You’ll see that I’ve made the calendar tile bigger than other items. Indeed, it is possible to make tiles rectangular, larger and smaller. You’ll see that there’s an entry to be read on my calendar. Indeed, many apps offer quick summaries on a large tile. You’ll see that I’ve placed some file in a tale at the bottom. It is very easy, on the 950 XL, to arrange things to appeal to your eye, so you are quickly drawn to what’s important to you. None of that is possible on an iPhone.

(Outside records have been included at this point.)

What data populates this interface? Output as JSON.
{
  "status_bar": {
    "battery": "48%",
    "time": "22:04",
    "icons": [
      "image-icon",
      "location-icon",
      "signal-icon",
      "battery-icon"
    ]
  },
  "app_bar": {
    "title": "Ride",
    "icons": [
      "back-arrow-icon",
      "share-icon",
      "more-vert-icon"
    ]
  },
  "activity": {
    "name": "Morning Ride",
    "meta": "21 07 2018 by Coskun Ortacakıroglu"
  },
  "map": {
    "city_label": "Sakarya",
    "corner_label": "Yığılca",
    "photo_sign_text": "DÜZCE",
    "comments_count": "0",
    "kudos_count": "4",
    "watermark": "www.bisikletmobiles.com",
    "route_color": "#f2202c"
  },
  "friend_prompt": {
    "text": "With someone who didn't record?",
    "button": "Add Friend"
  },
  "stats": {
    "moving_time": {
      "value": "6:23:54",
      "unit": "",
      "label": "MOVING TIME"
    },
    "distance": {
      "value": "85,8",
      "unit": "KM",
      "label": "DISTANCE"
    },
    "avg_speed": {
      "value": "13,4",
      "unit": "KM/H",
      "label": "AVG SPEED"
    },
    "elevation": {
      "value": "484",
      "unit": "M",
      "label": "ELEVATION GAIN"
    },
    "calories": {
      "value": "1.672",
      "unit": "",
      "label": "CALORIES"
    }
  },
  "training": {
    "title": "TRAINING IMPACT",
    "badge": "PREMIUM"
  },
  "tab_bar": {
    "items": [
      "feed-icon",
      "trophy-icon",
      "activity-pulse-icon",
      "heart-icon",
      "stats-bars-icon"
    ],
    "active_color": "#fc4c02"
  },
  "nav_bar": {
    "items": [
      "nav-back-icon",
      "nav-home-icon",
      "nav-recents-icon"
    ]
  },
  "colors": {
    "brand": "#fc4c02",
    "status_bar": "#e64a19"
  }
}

You’ll notice some of the icons look like they contain multiple things. That’s one thing that is true on the iPhone. However, on the Lumia, I can put as many objects as I like in a container, and they’ll all visible when the folder is opened, and in fact the surrounding objects remain active. The iPhone limits a folder to nine objects, otherwise you have to turn the folder’s page over to get to more of them. The iPhone tries to copy the idea from Windows, and gets it so utterly wrong.
Windows does not force me to put all apps on the front. I keep rarely used apps off the front screen. In fact, the Windows 10 phone a second interface to apps, an alphabetical list, which allows me to find something by name. The alphabet is something that is beyond the ken of Apple, judging by their deeply appalling podcast app.
The very fact that the dreadful Apple user interface is pretty well copied in Android, and that Windows is no longer available on phones, screams design cartel to me. The iPhone interface design is dismal shite, yet it won. There is no way that it could have won fairly. Having said that, Microsoft is not famous for fair competition practices. Clearly the problem is the market, and more to the point its regulation, not the software manufacturers. Shite should never destroy quality.
In these images, I’ve done what I can to tidy up the Apple presentation of apps. I wish I could do a lot more. Unmodified, it presents a continuous sequence of apps in random order, without colour coördination, form variation, or anything to help their visually. I cannot do anything that I did on my Windows phone, unfortunately, so it is not possible on an iPhone 11 to create a properly usable app launcher. Having worked with a genius, I now have to work with a lazy self–entitled daddy’s boy.
In other words, here, Microsoft wins utterly.